EXERCISE REQUIREMENTS
Where a picture appears, leave it out, and print the rest of the records as they are.

RECORD SET
▽
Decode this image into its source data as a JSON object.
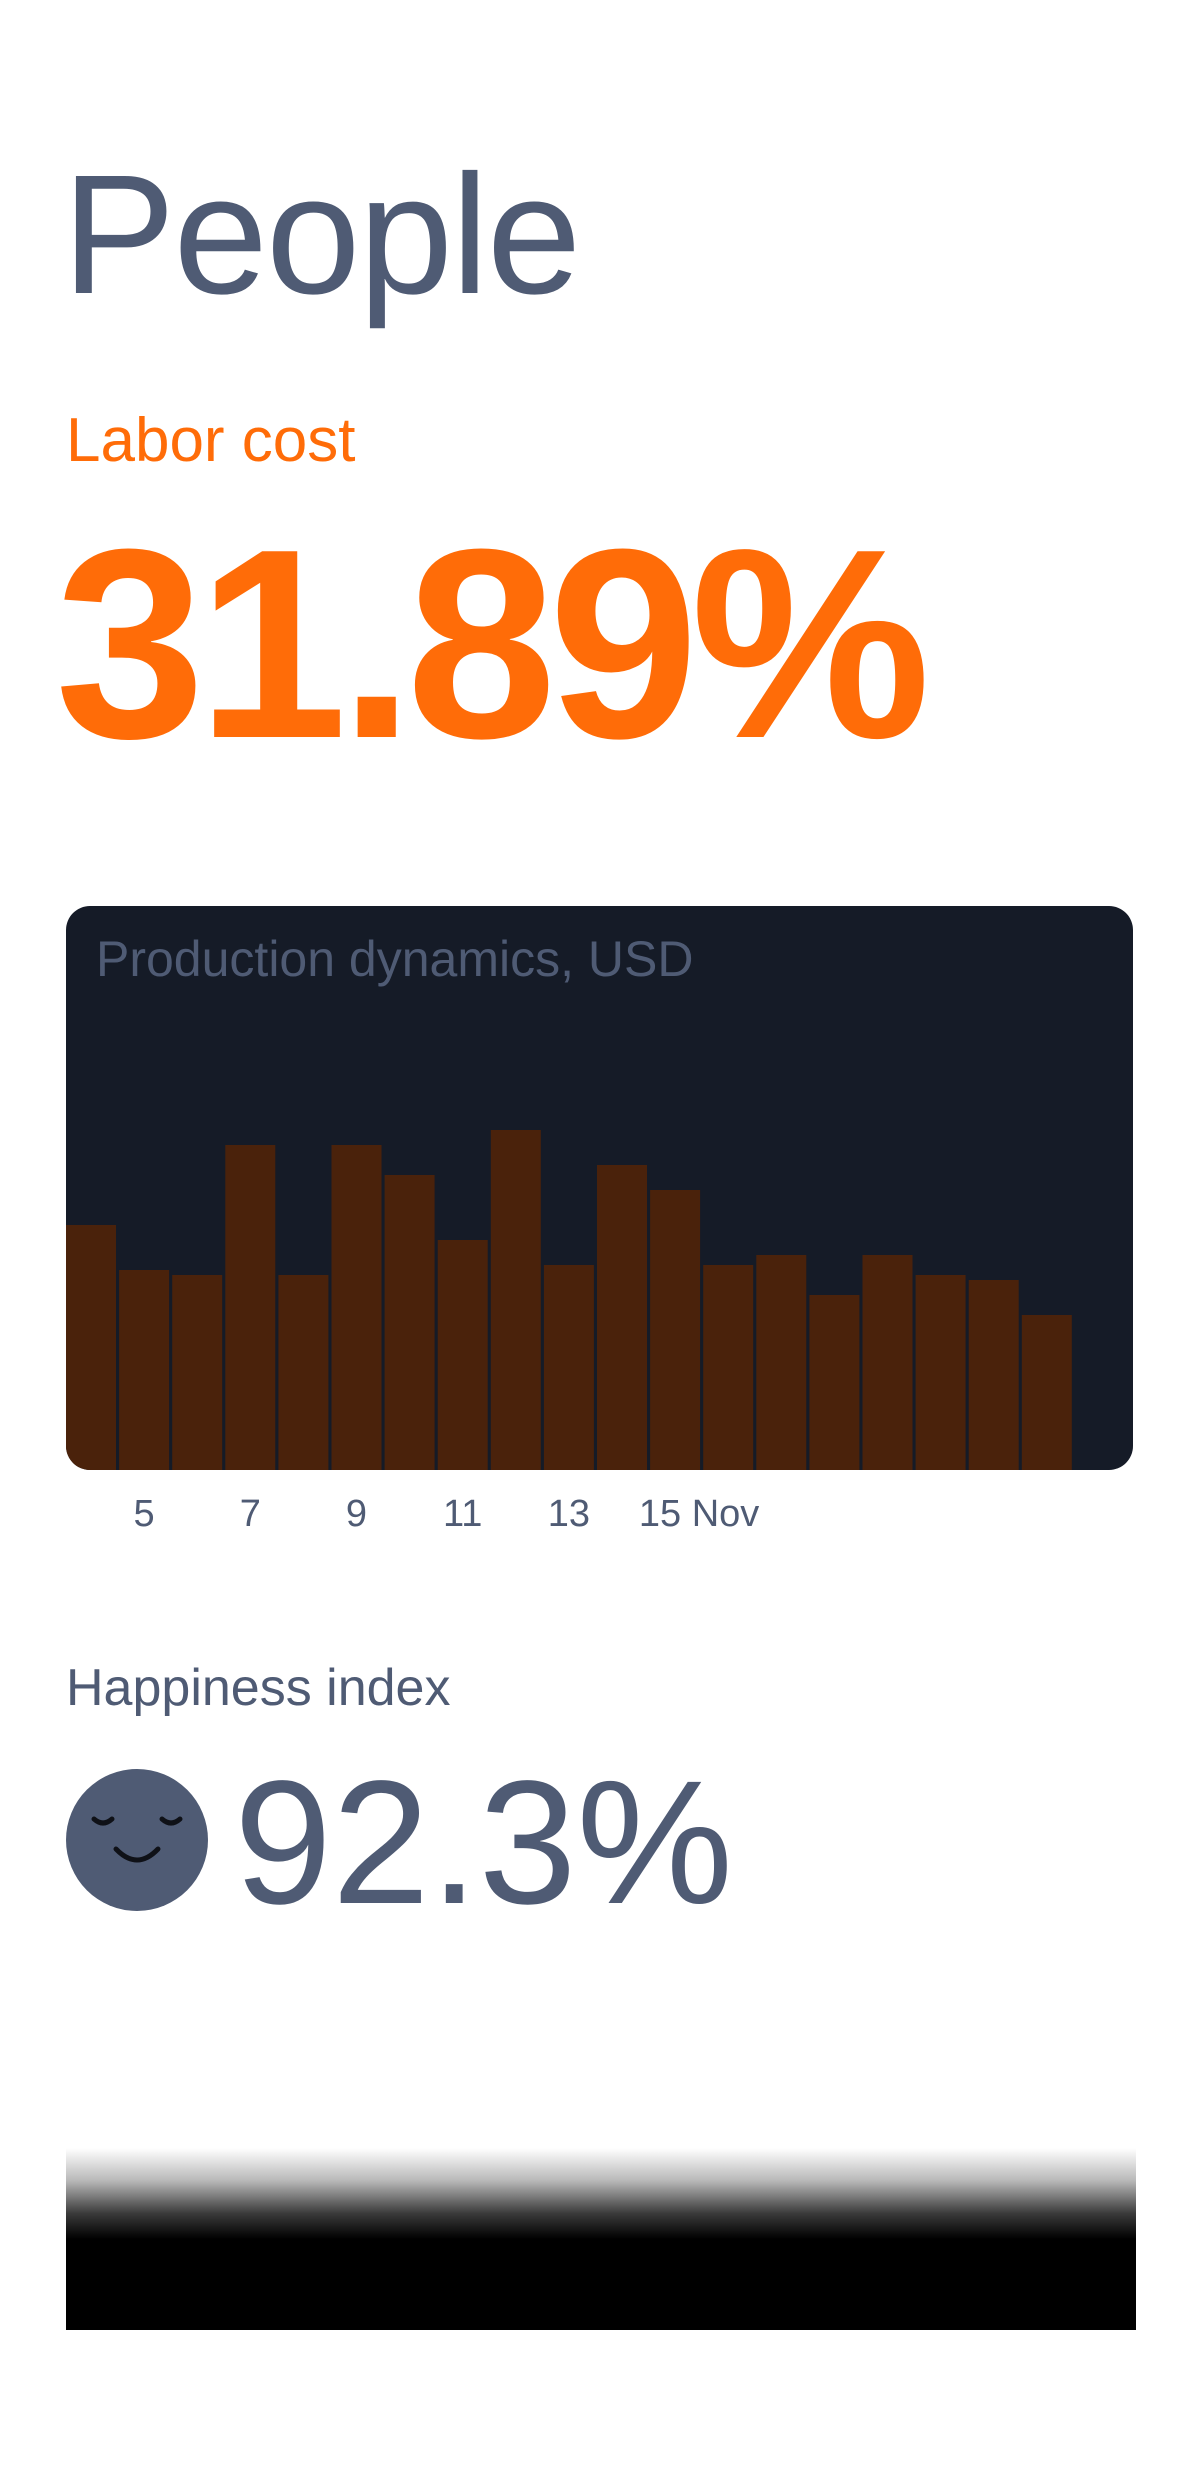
{
  "page": {
    "title": "People"
  },
  "labor_cost": {
    "label": "Labor cost",
    "value": "31.89%"
  },
  "chart_data": {
    "type": "bar",
    "title": "Production dynamics, USD",
    "categories": [
      "4",
      "5",
      "6",
      "7",
      "8",
      "9",
      "10",
      "11",
      "12",
      "13",
      "14",
      "15",
      "16",
      "17",
      "18",
      "19",
      "20",
      "21",
      "22"
    ],
    "values": [
      49,
      40,
      39,
      65,
      39,
      65,
      59,
      46,
      68,
      41,
      61,
      56,
      41,
      43,
      35,
      43,
      39,
      38,
      31
    ],
    "tick_labels": [
      "5",
      "7",
      "9",
      "11",
      "13",
      "15 Nov"
    ],
    "ylim": [
      0,
      100
    ],
    "bar_color": "#4a220b",
    "background": "#151b27",
    "grid": false,
    "xlabel": "",
    "ylabel": ""
  },
  "happiness": {
    "label": "Happiness index",
    "value": "92.3%",
    "icon": "smiling-face-icon"
  },
  "colors": {
    "accent": "#ff6c08",
    "text": "#4f5b74",
    "card": "#151b27"
  }
}
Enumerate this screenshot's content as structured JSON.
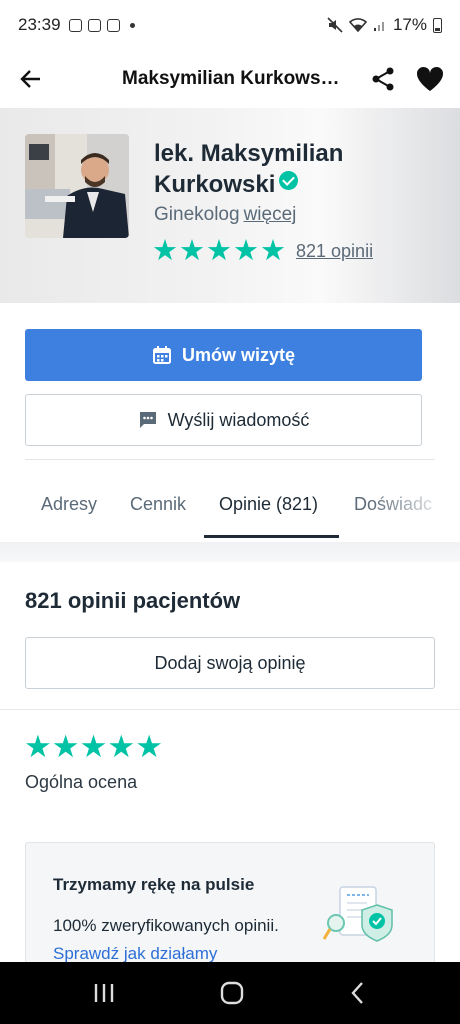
{
  "status_bar": {
    "time": "23:39",
    "battery": "17%"
  },
  "app_bar": {
    "title": "Maksymilian Kurkows…"
  },
  "profile": {
    "name": "lek. Maksymilian Kurkowski",
    "specialty": "Ginekolog",
    "more_link": "więcej",
    "stars": 5,
    "reviews_link": "821 opinii"
  },
  "actions": {
    "book_label": "Umów wizytę",
    "message_label": "Wyślij wiadomość"
  },
  "tabs": [
    {
      "label": "Adresy"
    },
    {
      "label": "Cennik"
    },
    {
      "label": "Opinie (821)"
    },
    {
      "label": "Doświadc"
    }
  ],
  "active_tab": "Opinie (821)",
  "reviews": {
    "title": "821 opinii pacjentów",
    "add_label": "Dodaj swoją opinię",
    "overall_stars": 5,
    "overall_label": "Ogólna ocena"
  },
  "info_box": {
    "title": "Trzymamy rękę na pulsie",
    "text": "100% zweryfikowanych opinii.",
    "link": "Sprawdź jak działamy"
  },
  "colors": {
    "accent": "#3d80e0",
    "star": "#00c3a5",
    "text": "#1e2b36",
    "muted": "#5b6a78"
  }
}
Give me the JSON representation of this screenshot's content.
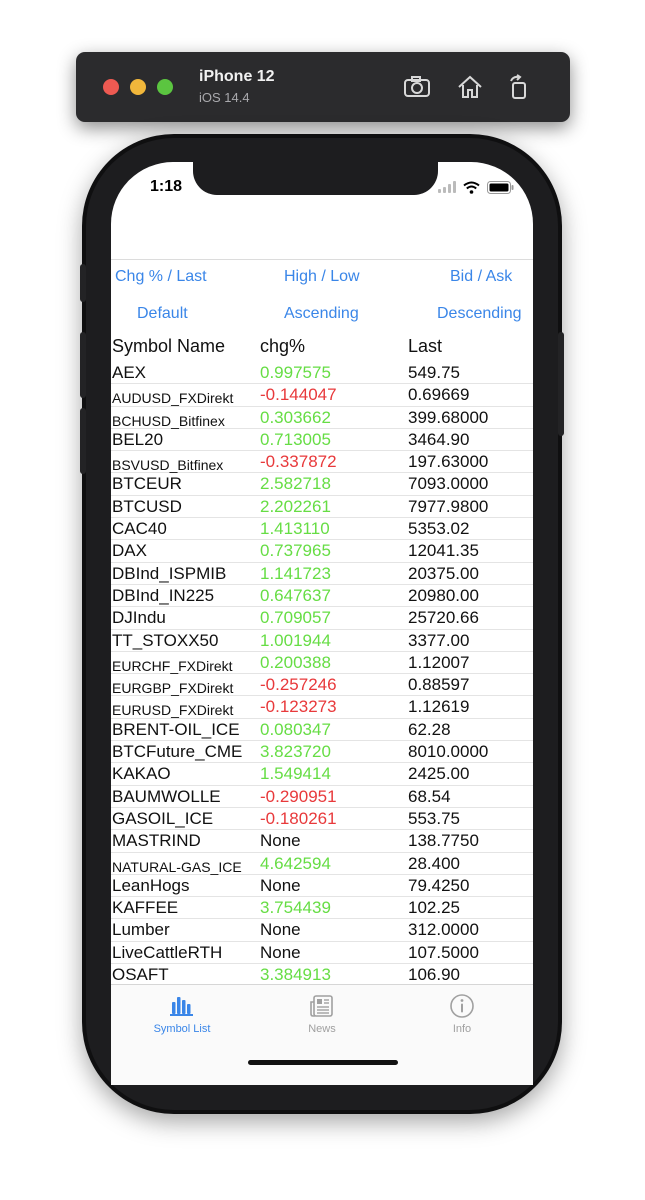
{
  "simulator": {
    "device": "iPhone 12",
    "os": "iOS 14.4"
  },
  "status_bar": {
    "time": "1:18"
  },
  "sort_fields": {
    "chg_last": "Chg % / Last",
    "high_low": "High / Low",
    "bid_ask": "Bid / Ask"
  },
  "sort_order": {
    "default": "Default",
    "ascending": "Ascending",
    "descending": "Descending"
  },
  "columns": {
    "symbol": "Symbol Name",
    "chg": "chg%",
    "last": "Last"
  },
  "rows": [
    {
      "name": "AEX",
      "chg": "0.997575",
      "last": "549.75"
    },
    {
      "name": "AUDUSD_FXDirekt",
      "chg": "-0.144047",
      "last": "0.69669"
    },
    {
      "name": "BCHUSD_Bitfinex",
      "chg": "0.303662",
      "last": "399.68000"
    },
    {
      "name": "BEL20",
      "chg": "0.713005",
      "last": "3464.90"
    },
    {
      "name": "BSVUSD_Bitfinex",
      "chg": "-0.337872",
      "last": "197.63000"
    },
    {
      "name": "BTCEUR",
      "chg": "2.582718",
      "last": "7093.0000"
    },
    {
      "name": "BTCUSD",
      "chg": "2.202261",
      "last": "7977.9800"
    },
    {
      "name": "CAC40",
      "chg": "1.413110",
      "last": "5353.02"
    },
    {
      "name": "DAX",
      "chg": "0.737965",
      "last": "12041.35"
    },
    {
      "name": "DBInd_ISPMIB",
      "chg": "1.141723",
      "last": "20375.00"
    },
    {
      "name": "DBInd_IN225",
      "chg": "0.647637",
      "last": "20980.00"
    },
    {
      "name": "DJIndu",
      "chg": "0.709057",
      "last": "25720.66"
    },
    {
      "name": "TT_STOXX50",
      "chg": "1.001944",
      "last": "3377.00"
    },
    {
      "name": "EURCHF_FXDirekt",
      "chg": "0.200388",
      "last": "1.12007"
    },
    {
      "name": "EURGBP_FXDirekt",
      "chg": "-0.257246",
      "last": "0.88597"
    },
    {
      "name": "EURUSD_FXDirekt",
      "chg": "-0.123273",
      "last": "1.12619"
    },
    {
      "name": "BRENT-OIL_ICE",
      "chg": "0.080347",
      "last": "62.28"
    },
    {
      "name": "BTCFuture_CME",
      "chg": "3.823720",
      "last": "8010.0000"
    },
    {
      "name": "KAKAO",
      "chg": "1.549414",
      "last": "2425.00"
    },
    {
      "name": "BAUMWOLLE",
      "chg": "-0.290951",
      "last": "68.54"
    },
    {
      "name": "GASOIL_ICE",
      "chg": "-0.180261",
      "last": "553.75"
    },
    {
      "name": "MASTRIND",
      "chg": "None",
      "last": "138.7750"
    },
    {
      "name": "NATURAL-GAS_ICE",
      "chg": "4.642594",
      "last": "28.400"
    },
    {
      "name": "LeanHogs",
      "chg": "None",
      "last": "79.4250"
    },
    {
      "name": "KAFFEE",
      "chg": "3.754439",
      "last": "102.25"
    },
    {
      "name": "Lumber",
      "chg": "None",
      "last": "312.0000"
    },
    {
      "name": "LiveCattleRTH",
      "chg": "None",
      "last": "107.5000"
    },
    {
      "name": "OSAFT",
      "chg": "3.384913",
      "last": "106.90"
    }
  ],
  "tabs": [
    {
      "label": "Symbol List",
      "icon": "chart-bars-icon",
      "active": true
    },
    {
      "label": "News",
      "icon": "newspaper-icon",
      "active": false
    },
    {
      "label": "Info",
      "icon": "info-circle-icon",
      "active": false
    }
  ],
  "colors": {
    "accent": "#3a86e8",
    "positive": "#66dd44",
    "negative": "#e8393b",
    "inactive_tab": "#a0a0a0"
  }
}
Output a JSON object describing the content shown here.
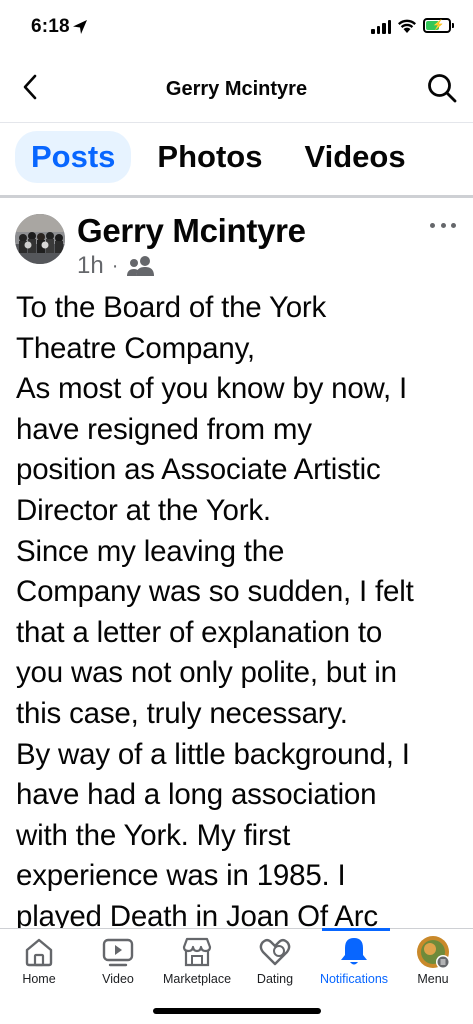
{
  "status_bar": {
    "time": "6:18"
  },
  "header": {
    "title": "Gerry Mcintyre"
  },
  "tabs": [
    {
      "label": "Posts",
      "active": true
    },
    {
      "label": "Photos",
      "active": false
    },
    {
      "label": "Videos",
      "active": false
    }
  ],
  "post": {
    "author": "Gerry Mcintyre",
    "time": "1h",
    "separator": "·",
    "audience_icon": "friends-icon",
    "lines": [
      "To the Board of the York",
      "Theatre Company,",
      "As most of you know by now, I",
      "have resigned from my",
      "position as Associate Artistic",
      "Director at the York.",
      "Since my leaving the",
      "Company was so sudden, I felt",
      "that a letter of explanation to",
      "you was not only polite, but in",
      "this case, truly necessary.",
      "By way of a little background, I",
      "have had a long association",
      "with the York. My first",
      "experience was in 1985. I",
      "played Death in Joan Of Arc"
    ]
  },
  "bottom_nav": {
    "active_color": "#0866ff",
    "items": [
      {
        "label": "Home",
        "icon": "home-icon"
      },
      {
        "label": "Video",
        "icon": "video-icon"
      },
      {
        "label": "Marketplace",
        "icon": "marketplace-icon"
      },
      {
        "label": "Dating",
        "icon": "dating-icon"
      },
      {
        "label": "Notifications",
        "icon": "bell-icon",
        "active": true
      },
      {
        "label": "Menu",
        "icon": "profile-menu-icon"
      }
    ]
  }
}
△
RESPONSE TO THE TASK
Decode this image into its source data as a JSON object.
{
  "page": {
    "title": "People"
  },
  "labor_cost": {
    "label": "Labor cost",
    "value": "31.89%"
  },
  "chart_data": {
    "type": "bar",
    "title": "Production dynamics, USD",
    "categories": [
      "4",
      "5",
      "6",
      "7",
      "8",
      "9",
      "10",
      "11",
      "12",
      "13",
      "14",
      "15",
      "16",
      "17",
      "18",
      "19",
      "20",
      "21",
      "22"
    ],
    "values": [
      49,
      40,
      39,
      65,
      39,
      65,
      59,
      46,
      68,
      41,
      61,
      56,
      41,
      43,
      35,
      43,
      39,
      38,
      31
    ],
    "tick_labels": [
      "5",
      "7",
      "9",
      "11",
      "13",
      "15 Nov"
    ],
    "ylim": [
      0,
      100
    ],
    "bar_color": "#4a220b",
    "background": "#151b27",
    "grid": false,
    "xlabel": "",
    "ylabel": ""
  },
  "happiness": {
    "label": "Happiness index",
    "value": "92.3%",
    "icon": "smiling-face-icon"
  },
  "colors": {
    "accent": "#ff6c08",
    "text": "#4f5b74",
    "card": "#151b27"
  }
}
Enumerate this screenshot's content as structured JSON.
{
  "status_bar": {
    "time": "23:39",
    "battery": "17%"
  },
  "app_bar": {
    "title": "Maksymilian Kurkows…"
  },
  "profile": {
    "name": "lek. Maksymilian Kurkowski",
    "specialty": "Ginekolog",
    "more_link": "więcej",
    "stars": 5,
    "reviews_link": "821 opinii"
  },
  "actions": {
    "book_label": "Umów wizytę",
    "message_label": "Wyślij wiadomość"
  },
  "tabs": [
    {
      "label": "Adresy"
    },
    {
      "label": "Cennik"
    },
    {
      "label": "Opinie (821)"
    },
    {
      "label": "Doświadc"
    }
  ],
  "active_tab": "Opinie (821)",
  "reviews": {
    "title": "821 opinii pacjentów",
    "add_label": "Dodaj swoją opinię",
    "overall_stars": 5,
    "overall_label": "Ogólna ocena"
  },
  "info_box": {
    "title": "Trzymamy rękę na pulsie",
    "text": "100% zweryfikowanych opinii.",
    "link": "Sprawdź jak działamy"
  },
  "colors": {
    "accent": "#3d80e0",
    "star": "#00c3a5",
    "text": "#1e2b36",
    "muted": "#5b6a78"
  }
}
Give me the JSON representation of this screenshot's content.
{
  "simulator": {
    "device": "iPhone 12",
    "os": "iOS 14.4"
  },
  "status_bar": {
    "time": "1:18"
  },
  "sort_fields": {
    "chg_last": "Chg % / Last",
    "high_low": "High / Low",
    "bid_ask": "Bid / Ask"
  },
  "sort_order": {
    "default": "Default",
    "ascending": "Ascending",
    "descending": "Descending"
  },
  "columns": {
    "symbol": "Symbol Name",
    "chg": "chg%",
    "last": "Last"
  },
  "rows": [
    {
      "name": "AEX",
      "chg": "0.997575",
      "last": "549.75"
    },
    {
      "name": "AUDUSD_FXDirekt",
      "chg": "-0.144047",
      "last": "0.69669"
    },
    {
      "name": "BCHUSD_Bitfinex",
      "chg": "0.303662",
      "last": "399.68000"
    },
    {
      "name": "BEL20",
      "chg": "0.713005",
      "last": "3464.90"
    },
    {
      "name": "BSVUSD_Bitfinex",
      "chg": "-0.337872",
      "last": "197.63000"
    },
    {
      "name": "BTCEUR",
      "chg": "2.582718",
      "last": "7093.0000"
    },
    {
      "name": "BTCUSD",
      "chg": "2.202261",
      "last": "7977.9800"
    },
    {
      "name": "CAC40",
      "chg": "1.413110",
      "last": "5353.02"
    },
    {
      "name": "DAX",
      "chg": "0.737965",
      "last": "12041.35"
    },
    {
      "name": "DBInd_ISPMIB",
      "chg": "1.141723",
      "last": "20375.00"
    },
    {
      "name": "DBInd_IN225",
      "chg": "0.647637",
      "last": "20980.00"
    },
    {
      "name": "DJIndu",
      "chg": "0.709057",
      "last": "25720.66"
    },
    {
      "name": "TT_STOXX50",
      "chg": "1.001944",
      "last": "3377.00"
    },
    {
      "name": "EURCHF_FXDirekt",
      "chg": "0.200388",
      "last": "1.12007"
    },
    {
      "name": "EURGBP_FXDirekt",
      "chg": "-0.257246",
      "last": "0.88597"
    },
    {
      "name": "EURUSD_FXDirekt",
      "chg": "-0.123273",
      "last": "1.12619"
    },
    {
      "name": "BRENT-OIL_ICE",
      "chg": "0.080347",
      "last": "62.28"
    },
    {
      "name": "BTCFuture_CME",
      "chg": "3.823720",
      "last": "8010.0000"
    },
    {
      "name": "KAKAO",
      "chg": "1.549414",
      "last": "2425.00"
    },
    {
      "name": "BAUMWOLLE",
      "chg": "-0.290951",
      "last": "68.54"
    },
    {
      "name": "GASOIL_ICE",
      "chg": "-0.180261",
      "last": "553.75"
    },
    {
      "name": "MASTRIND",
      "chg": "None",
      "last": "138.7750"
    },
    {
      "name": "NATURAL-GAS_ICE",
      "chg": "4.642594",
      "last": "28.400"
    },
    {
      "name": "LeanHogs",
      "chg": "None",
      "last": "79.4250"
    },
    {
      "name": "KAFFEE",
      "chg": "3.754439",
      "last": "102.25"
    },
    {
      "name": "Lumber",
      "chg": "None",
      "last": "312.0000"
    },
    {
      "name": "LiveCattleRTH",
      "chg": "None",
      "last": "107.5000"
    },
    {
      "name": "OSAFT",
      "chg": "3.384913",
      "last": "106.90"
    }
  ],
  "tabs": [
    {
      "label": "Symbol List",
      "icon": "chart-bars-icon",
      "active": true
    },
    {
      "label": "News",
      "icon": "newspaper-icon",
      "active": false
    },
    {
      "label": "Info",
      "icon": "info-circle-icon",
      "active": false
    }
  ],
  "colors": {
    "accent": "#3a86e8",
    "positive": "#66dd44",
    "negative": "#e8393b",
    "inactive_tab": "#a0a0a0"
  }
}
Output a JSON object describing the content shown here.
{
  "status_bar": {
    "time": "6:18"
  },
  "header": {
    "title": "Gerry Mcintyre"
  },
  "tabs": [
    {
      "label": "Posts",
      "active": true
    },
    {
      "label": "Photos",
      "active": false
    },
    {
      "label": "Videos",
      "active": false
    }
  ],
  "post": {
    "author": "Gerry Mcintyre",
    "time": "1h",
    "separator": "·",
    "audience_icon": "friends-icon",
    "lines": [
      "To the Board of the York",
      "Theatre Company,",
      "As most of you know by now, I",
      "have resigned from my",
      "position as Associate Artistic",
      "Director at the York.",
      "Since my leaving the",
      "Company was so sudden, I felt",
      "that a letter of explanation to",
      "you was not only polite, but in",
      "this case, truly necessary.",
      "By way of a little background, I",
      "have had a long association",
      "with the York. My first",
      "experience was in 1985. I",
      "played Death in Joan Of Arc"
    ]
  },
  "bottom_nav": {
    "active_color": "#0866ff",
    "items": [
      {
        "label": "Home",
        "icon": "home-icon"
      },
      {
        "label": "Video",
        "icon": "video-icon"
      },
      {
        "label": "Marketplace",
        "icon": "marketplace-icon"
      },
      {
        "label": "Dating",
        "icon": "dating-icon"
      },
      {
        "label": "Notifications",
        "icon": "bell-icon",
        "active": true
      },
      {
        "label": "Menu",
        "icon": "profile-menu-icon"
      }
    ]
  }
}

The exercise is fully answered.